Contact A Lawyer
Have A Potential Case Reviewed By An Attorney
Johnson & Johnson faces another product liability lawsuit alleging that side effects of talcum powder used for feminine hygiene caused the development of uterine cancer, joining a growing number of similar claims brought on behalf of women diagnosed with ovarian cancer.
In a complaint (PDF) filed in the U.S. District Court for the Northern District of California on July 8, Dolores Gould alleges that she developed uterine cancer after decades of applying Johnson’s baby powder and Shower-to-Shower to her genitals for odor control.
Gould, born in 1975, was diagnosed with uterine cancer in 2006. According to the lawsuit, her mother used the powder on her as a baby, and she continued to use it throughout her life. Neither she nor doctors were warned by Johnson & Johnson that talc applied to the genitals could increase the risk of cancer.
The case raises allegations similar to those presented in a number of Johnson’s Baby Powder lawsuits and Shower-to-Shower lawsuits filed on behalf of women diagnosed with ovarian cancer, many indicating that evidence of talc was found in ovarian tumors. However, Gould indicates that research has also examined the link between talcum powder and endometrial cancer, which is a form of uterine cancer.
“Defendants’ products failed to contain, and continue to this day not to contain, adequate warnings and/or instructions regarding the increased risk of cancer, including, but not limited to, ovarian and uterine cancer, with the use of their products by women,” the lawsuit states. “Defendants continue to market, advertise, and expressly represent to the general public that it is safe for women to use their product regardless of application.”
Talcum Powder Cancer Risks Went Unreported by Johnson & Johnson

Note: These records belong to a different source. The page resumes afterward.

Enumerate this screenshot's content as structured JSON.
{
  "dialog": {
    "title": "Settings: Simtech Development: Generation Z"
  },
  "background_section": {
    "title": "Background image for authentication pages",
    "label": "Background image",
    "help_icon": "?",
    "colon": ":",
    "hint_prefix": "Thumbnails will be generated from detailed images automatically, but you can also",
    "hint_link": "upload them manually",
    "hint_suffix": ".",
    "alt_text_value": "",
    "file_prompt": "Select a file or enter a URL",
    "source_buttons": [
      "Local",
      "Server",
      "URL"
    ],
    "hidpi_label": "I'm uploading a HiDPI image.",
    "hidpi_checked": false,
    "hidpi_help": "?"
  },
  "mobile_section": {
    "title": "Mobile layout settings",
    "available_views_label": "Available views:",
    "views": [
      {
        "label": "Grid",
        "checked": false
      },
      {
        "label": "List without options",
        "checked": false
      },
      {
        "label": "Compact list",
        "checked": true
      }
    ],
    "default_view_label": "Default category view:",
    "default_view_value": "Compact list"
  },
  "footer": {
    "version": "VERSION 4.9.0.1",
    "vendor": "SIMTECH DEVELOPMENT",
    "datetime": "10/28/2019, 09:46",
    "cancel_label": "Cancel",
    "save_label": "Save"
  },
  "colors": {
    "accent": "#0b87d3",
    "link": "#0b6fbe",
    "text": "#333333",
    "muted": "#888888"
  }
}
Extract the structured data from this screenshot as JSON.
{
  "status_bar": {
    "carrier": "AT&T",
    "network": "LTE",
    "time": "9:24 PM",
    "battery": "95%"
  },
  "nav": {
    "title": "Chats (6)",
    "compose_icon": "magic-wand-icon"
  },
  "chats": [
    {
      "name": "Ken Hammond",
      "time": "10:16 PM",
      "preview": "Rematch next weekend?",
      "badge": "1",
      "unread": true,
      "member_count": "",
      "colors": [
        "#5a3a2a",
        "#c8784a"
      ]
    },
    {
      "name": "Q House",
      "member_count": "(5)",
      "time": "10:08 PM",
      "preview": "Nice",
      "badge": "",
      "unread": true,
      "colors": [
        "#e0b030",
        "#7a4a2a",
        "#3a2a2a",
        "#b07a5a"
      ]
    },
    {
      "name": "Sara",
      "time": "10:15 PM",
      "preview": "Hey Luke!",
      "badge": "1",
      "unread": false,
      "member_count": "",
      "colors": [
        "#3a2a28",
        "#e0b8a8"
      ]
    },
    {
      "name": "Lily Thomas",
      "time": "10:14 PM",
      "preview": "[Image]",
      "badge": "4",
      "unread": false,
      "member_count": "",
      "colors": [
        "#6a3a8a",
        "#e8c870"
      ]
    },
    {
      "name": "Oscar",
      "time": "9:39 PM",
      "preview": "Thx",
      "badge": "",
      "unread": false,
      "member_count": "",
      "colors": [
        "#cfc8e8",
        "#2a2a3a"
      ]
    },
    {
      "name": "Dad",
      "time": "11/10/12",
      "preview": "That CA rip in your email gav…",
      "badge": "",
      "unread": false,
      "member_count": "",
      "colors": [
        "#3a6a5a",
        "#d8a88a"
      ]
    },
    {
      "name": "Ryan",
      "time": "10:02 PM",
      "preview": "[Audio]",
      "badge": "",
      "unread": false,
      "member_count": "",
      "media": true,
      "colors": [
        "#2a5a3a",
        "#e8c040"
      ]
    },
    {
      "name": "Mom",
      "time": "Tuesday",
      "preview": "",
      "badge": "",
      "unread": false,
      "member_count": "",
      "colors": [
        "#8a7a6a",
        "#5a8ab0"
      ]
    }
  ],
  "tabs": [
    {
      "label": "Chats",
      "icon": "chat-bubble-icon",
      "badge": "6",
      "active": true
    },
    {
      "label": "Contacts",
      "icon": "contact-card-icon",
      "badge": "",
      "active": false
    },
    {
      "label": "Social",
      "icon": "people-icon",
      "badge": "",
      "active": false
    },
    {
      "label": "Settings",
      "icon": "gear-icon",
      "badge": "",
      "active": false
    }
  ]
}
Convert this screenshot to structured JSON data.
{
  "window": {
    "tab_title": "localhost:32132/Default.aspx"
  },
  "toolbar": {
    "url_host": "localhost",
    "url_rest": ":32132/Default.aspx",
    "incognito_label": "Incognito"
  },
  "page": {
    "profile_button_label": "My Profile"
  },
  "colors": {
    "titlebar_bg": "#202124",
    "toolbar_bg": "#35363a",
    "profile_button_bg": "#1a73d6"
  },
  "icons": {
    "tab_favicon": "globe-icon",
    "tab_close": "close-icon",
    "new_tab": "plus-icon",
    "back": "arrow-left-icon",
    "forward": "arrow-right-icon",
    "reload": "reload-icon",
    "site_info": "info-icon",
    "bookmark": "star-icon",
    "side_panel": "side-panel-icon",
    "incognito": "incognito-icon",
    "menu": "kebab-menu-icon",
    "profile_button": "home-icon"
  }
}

So far this year, at least two similar cases brought on behalf of women diagnosed with ovarian cancer following daily use of talcum powder have gone before juries nationwide, each resulting in multi-million dollar damage awards as a result of Johnson & Johnson’s failure to provide appropriate warnings for women.
While talcum powder is most commonly associated with use as a baby powder to help prevent diaper rash and maintain smooth skin, Johnson & Johnson has promoted their products for decades as a general body powder among adult women, who were encouraged to use talcum powder after every shower and place it in their underwear to maintain “personal freshness”.
A number of studies have indicated that talcum powder can increase the risk of ovarian cancer when applied to a woman’s genitals. At least one study even found particles of talc at the center of ovarian tumors.
Evidence presented at recent trials included company documents that suggested Johnson & Johnson was aware of the potential link between talcum powder and ovarian cancer since the 1970s. However, even as recently as 1992, some documents indicate that the company specifically targeted sales towards women who were high users of talcum powder, without ever warning them of the possible cancer risks.
If additional juries respond with similar verdicts after considering the evidence, Johnson & Johnson could face substantial liability if talcum powder ovarian cancer settlements are not reached to resolve individual claims brought by women and families throughout the U.S.